Enter the Scratchbox, the instrument that immediately caught my eye because of its simplicity and the magic that it unlocked. The Scratchbox uses a cassette player head to read the magnetic stripes from the back of gift cards to create a sound reminiscent of turntable scratching. I had the parts on hand so I constructed my own.
Mine includes a 3D printed bumper to protect the cassette head when the tin is set down. I dig its portability and the crazy sounds it produces.
As I finished it I thought about repurposing a turntable used previously with a Makey Makey.
I was never satisfied with the tangle of wires that were necessary to make scratching sounds (samples, actually) on this version of the turntable. I wanted to machine copper pads to replace the copper tape ones, and solder copper wire that could run in the grooves, but have not had the chance to try that yet.
My friend cut and etched a new turntable for me. Evidently it was a real pain to etch it as deep as she was able; next time it might be a job better handled by a CNC. However, the grooves turned out deep enough for the project.
I made a crayon rubbing of the grooves then cut out the groove area to serve as a stencil.
I used alligator clips to connect the cassette player head to the 1/4" jack to test the head and the stripes. It worked!
I hot glued the cassette player head to an iteration of the 3D printed stylus from the Makey version.

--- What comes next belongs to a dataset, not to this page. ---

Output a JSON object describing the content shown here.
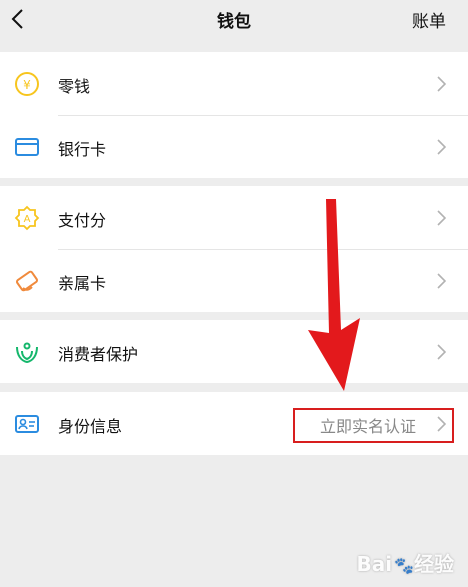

Plugged into my stereo, I can scratch on the turntable and not damage my records!